MF: I am a perfectionist, I want things to go a certain way and I am truly passionate about music.
CN: Tell me about Front Porch of America.
MF: I was sitting on my front porch with my friend trying to do a co-write. We both could not come up with anything to write about. We were in East Nashville and a white guy walks by, a Spanish guy walks by and then a black family walks by. One of us had an idea that we were sitting on the front porch of America having a view of everything. Then we thought maybe that’s a song idea. At the time in America, there was a lot of fighting with each other and we were thinking that maybe we could do better as Americans. We were thinking that we are better than this. I thought how we could get people to come back together again. I had an idea to drive around the country 9,000 miles and sit on front porches and interview people. No one told me that was a bad idea so I did it. I got my videographer and I told him that I wanted to drive around and sit on people’s front porches with them and see their view of the world from there. Like, how the guy I interviewed on the rooftop in the Bronx has a way different view than the guy I interviewed in a small town in Syracuse, who is sitting next to a big pile of firewood talking about his values and how different his values are from the girl with the pot farm in Oregon. Everyone has a different outlook on life. They all have a different view and I wanted to collect them together and come up with something. I am always looking for a way to stand out. Whether or not people like the music, it gets them thinking. It was a really cool project and I am super proud of it. I like the idea of creating something new and different. If I have an idea, I do my best to pull through and make it happen.
CN: I have the final question. It’s called “One Grab.” Your house is on fire. You, your family and pets are all safe and with you. You can run into your house to grab one thing. What do you grab?
MF: Oh, interesting. If I’m going to be honest, I am going to run in and grab a bottle of whiskey and watch it burn down.

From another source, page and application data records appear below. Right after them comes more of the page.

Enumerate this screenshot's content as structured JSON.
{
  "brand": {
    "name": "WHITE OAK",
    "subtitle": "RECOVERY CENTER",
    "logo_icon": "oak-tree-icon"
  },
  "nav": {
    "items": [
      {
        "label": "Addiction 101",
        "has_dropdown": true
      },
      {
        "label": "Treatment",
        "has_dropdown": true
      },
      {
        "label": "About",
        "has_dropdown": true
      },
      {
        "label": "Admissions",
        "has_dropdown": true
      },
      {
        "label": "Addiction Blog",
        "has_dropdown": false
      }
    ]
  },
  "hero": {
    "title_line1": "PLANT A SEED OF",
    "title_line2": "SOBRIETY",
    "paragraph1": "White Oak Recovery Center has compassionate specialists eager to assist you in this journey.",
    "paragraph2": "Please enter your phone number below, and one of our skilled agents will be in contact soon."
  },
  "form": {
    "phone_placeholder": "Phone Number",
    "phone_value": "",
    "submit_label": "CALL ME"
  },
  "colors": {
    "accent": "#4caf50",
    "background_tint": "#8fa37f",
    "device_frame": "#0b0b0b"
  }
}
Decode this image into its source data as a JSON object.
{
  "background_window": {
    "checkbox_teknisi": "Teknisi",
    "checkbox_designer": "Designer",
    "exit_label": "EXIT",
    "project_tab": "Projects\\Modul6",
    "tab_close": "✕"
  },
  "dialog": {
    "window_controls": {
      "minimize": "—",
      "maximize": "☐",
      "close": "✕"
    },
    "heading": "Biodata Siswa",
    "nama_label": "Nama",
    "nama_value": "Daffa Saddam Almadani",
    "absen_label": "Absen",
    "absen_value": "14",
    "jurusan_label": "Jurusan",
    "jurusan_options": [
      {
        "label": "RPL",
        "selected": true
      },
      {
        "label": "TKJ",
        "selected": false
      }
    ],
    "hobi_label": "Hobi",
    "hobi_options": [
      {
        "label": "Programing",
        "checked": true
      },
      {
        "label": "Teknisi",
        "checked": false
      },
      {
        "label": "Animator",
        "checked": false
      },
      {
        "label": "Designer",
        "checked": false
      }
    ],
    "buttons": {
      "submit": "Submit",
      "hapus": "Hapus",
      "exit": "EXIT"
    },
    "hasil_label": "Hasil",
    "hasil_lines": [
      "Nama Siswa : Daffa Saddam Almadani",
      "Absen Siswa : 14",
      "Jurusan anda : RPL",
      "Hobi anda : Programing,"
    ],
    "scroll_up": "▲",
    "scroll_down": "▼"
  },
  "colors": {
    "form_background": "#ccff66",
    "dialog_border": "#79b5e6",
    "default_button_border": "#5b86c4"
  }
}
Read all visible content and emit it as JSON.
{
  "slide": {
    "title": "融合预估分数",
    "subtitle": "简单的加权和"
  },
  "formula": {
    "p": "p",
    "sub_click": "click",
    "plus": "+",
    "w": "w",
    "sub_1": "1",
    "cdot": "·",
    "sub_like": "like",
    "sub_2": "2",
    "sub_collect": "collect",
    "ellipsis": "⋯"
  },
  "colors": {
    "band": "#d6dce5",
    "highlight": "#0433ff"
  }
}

CN: (Laughing) How did I almost guess that one, I was thinking you weren’t going to grab a guitar.
MF: (Laughing) Yeah, why not just sit back and watch it? Sometimes it is what it is.
CN: Thank you Mick, it was a fun interview.
MF: Thank you, have a great night.